=== Section Start ===

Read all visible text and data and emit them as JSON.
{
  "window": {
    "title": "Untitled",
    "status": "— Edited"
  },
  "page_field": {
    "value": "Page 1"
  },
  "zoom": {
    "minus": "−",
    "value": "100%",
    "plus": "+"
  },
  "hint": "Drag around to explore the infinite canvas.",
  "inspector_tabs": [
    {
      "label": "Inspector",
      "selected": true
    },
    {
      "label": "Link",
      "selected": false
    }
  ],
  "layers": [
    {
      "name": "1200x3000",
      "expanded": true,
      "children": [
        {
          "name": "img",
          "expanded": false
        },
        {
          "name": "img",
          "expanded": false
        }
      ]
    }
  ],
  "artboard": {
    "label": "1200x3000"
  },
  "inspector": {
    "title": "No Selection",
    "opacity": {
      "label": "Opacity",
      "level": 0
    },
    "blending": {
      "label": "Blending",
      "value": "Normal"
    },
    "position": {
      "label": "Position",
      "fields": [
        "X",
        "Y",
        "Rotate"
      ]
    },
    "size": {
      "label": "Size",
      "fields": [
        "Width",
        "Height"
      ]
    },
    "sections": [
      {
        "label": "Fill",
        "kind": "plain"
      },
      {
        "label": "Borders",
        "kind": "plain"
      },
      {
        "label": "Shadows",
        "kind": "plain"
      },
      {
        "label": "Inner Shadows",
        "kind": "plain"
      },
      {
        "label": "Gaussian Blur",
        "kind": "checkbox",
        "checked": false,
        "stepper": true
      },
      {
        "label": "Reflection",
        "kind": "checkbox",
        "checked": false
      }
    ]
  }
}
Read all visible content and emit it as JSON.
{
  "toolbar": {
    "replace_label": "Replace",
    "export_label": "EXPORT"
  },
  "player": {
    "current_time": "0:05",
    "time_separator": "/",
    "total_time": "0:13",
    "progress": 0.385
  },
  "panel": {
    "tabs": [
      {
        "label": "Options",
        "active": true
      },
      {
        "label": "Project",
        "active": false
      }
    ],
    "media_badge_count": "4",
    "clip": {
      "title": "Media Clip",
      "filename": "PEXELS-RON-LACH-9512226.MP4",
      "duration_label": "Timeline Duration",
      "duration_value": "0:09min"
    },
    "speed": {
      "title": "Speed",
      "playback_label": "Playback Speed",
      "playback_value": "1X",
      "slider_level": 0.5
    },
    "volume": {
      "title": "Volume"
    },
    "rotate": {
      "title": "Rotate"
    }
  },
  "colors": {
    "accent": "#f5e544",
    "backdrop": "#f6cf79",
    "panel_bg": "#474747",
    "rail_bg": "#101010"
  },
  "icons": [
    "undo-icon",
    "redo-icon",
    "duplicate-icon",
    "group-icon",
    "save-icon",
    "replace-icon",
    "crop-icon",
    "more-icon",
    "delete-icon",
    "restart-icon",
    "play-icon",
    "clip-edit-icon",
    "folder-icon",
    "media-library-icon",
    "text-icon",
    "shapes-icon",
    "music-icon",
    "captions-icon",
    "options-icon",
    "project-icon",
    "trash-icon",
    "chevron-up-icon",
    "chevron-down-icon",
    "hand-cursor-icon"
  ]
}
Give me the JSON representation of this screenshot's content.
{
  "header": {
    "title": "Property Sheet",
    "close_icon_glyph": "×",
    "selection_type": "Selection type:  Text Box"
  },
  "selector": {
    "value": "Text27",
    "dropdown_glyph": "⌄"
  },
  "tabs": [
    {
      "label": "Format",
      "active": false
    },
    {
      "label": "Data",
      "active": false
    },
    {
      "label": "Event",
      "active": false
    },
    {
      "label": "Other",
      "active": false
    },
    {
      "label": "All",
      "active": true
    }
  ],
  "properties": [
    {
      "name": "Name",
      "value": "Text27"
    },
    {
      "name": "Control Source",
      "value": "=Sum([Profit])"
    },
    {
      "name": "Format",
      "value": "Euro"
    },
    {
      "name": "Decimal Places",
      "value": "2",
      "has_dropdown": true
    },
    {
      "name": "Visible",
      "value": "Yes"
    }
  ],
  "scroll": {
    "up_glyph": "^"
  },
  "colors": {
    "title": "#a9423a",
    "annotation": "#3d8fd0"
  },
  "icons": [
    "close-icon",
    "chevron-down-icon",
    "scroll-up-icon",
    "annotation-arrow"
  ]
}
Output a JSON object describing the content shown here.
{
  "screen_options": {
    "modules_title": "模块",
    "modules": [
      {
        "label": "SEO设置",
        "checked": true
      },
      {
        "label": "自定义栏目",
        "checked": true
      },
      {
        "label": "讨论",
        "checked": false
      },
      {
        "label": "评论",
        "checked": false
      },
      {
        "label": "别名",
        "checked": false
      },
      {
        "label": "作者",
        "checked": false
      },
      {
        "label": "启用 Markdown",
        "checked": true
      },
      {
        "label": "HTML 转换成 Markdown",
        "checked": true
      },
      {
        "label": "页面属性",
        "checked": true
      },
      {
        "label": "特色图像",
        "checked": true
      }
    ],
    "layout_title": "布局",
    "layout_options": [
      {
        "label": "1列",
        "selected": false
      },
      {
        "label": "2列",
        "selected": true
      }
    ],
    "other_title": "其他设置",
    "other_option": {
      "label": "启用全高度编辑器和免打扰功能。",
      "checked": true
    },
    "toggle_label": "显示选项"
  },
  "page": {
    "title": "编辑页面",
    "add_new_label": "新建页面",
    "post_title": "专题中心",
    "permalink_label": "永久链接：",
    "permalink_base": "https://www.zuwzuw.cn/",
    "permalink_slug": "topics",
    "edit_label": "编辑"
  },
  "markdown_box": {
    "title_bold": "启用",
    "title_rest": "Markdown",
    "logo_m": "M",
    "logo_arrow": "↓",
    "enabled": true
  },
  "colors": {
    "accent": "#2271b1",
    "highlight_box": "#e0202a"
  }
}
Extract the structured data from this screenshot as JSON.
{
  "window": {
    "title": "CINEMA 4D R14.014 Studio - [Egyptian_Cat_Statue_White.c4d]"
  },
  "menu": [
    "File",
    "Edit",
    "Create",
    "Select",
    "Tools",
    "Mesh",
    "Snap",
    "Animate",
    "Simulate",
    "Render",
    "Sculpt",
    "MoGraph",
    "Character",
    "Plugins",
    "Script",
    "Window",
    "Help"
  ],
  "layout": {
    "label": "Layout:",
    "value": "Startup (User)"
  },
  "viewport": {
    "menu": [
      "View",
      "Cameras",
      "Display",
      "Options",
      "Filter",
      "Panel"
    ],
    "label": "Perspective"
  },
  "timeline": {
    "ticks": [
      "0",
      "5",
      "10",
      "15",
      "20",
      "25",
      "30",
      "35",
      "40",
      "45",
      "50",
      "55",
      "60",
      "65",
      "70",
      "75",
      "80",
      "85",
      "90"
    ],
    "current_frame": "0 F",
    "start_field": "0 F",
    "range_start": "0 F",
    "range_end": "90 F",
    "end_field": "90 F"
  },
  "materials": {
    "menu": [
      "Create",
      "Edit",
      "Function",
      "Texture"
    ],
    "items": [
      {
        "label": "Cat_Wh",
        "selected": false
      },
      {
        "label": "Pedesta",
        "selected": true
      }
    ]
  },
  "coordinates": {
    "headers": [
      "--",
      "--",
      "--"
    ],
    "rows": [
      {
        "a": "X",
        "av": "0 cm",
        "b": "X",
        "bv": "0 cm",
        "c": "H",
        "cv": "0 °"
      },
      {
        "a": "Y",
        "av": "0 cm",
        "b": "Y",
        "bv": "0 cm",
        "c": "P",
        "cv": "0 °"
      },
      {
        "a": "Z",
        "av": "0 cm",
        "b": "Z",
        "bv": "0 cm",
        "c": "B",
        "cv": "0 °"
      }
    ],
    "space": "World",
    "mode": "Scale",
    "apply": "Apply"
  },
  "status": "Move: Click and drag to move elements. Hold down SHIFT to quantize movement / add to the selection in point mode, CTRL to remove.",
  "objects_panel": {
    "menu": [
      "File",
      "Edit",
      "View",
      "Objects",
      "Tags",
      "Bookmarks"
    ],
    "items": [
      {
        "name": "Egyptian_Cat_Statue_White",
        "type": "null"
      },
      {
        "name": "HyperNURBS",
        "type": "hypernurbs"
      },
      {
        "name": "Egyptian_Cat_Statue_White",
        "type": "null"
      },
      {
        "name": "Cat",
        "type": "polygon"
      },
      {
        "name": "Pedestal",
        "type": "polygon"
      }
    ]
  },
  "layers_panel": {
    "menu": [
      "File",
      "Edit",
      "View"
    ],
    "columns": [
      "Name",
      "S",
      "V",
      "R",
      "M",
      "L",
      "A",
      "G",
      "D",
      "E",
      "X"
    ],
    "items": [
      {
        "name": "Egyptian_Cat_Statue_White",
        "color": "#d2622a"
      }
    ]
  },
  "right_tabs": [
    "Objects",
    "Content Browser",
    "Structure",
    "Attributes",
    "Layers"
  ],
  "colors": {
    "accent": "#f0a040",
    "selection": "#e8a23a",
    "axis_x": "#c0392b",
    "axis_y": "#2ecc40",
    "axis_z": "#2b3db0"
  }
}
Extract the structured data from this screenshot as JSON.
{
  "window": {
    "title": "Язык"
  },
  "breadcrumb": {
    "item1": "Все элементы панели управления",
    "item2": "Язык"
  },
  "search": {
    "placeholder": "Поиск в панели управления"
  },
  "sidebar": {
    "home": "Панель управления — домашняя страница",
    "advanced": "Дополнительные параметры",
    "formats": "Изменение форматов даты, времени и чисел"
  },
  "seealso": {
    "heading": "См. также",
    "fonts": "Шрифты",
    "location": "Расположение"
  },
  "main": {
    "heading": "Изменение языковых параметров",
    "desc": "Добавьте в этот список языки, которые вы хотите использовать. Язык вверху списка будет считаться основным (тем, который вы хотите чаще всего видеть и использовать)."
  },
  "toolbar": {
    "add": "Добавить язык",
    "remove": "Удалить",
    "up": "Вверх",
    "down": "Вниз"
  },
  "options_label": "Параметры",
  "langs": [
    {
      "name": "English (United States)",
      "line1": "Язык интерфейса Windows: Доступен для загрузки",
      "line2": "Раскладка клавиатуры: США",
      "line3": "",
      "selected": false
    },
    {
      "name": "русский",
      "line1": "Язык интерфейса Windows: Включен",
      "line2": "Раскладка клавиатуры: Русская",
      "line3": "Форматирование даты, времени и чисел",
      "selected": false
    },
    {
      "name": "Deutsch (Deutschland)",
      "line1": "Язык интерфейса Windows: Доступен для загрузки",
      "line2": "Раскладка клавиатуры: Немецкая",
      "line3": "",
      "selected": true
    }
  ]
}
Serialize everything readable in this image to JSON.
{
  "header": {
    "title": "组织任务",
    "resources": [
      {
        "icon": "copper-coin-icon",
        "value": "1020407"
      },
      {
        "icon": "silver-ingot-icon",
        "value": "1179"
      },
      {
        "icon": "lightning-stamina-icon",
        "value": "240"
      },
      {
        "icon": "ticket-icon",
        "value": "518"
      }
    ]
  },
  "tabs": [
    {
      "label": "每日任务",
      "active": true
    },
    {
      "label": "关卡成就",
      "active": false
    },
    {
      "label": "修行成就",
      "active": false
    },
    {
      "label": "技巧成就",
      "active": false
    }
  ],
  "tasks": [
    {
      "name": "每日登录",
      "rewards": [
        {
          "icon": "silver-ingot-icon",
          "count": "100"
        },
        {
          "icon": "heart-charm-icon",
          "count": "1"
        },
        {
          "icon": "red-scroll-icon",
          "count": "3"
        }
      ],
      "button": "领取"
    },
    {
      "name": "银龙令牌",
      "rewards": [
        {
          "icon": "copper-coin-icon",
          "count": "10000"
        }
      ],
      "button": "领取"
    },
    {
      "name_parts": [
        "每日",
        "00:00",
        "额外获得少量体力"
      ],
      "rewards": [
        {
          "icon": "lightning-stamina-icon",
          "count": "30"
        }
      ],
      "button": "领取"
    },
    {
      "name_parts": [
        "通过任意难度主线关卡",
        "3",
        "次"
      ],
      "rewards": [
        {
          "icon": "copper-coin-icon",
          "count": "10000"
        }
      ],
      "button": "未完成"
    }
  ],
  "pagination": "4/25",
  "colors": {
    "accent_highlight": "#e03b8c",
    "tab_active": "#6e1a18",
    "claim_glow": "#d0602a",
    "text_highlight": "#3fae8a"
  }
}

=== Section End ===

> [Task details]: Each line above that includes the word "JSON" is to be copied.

> [Result of this exercise]:
Read all visible text and data and emit them as JSON.
Read all visible content and emit it as JSON.
Give me the JSON representation of this screenshot's content.
Output a JSON object describing the content shown here.
Extract the structured data from this screenshot as JSON.
Extract the structured data from this screenshot as JSON.
Serialize everything readable in this image to JSON.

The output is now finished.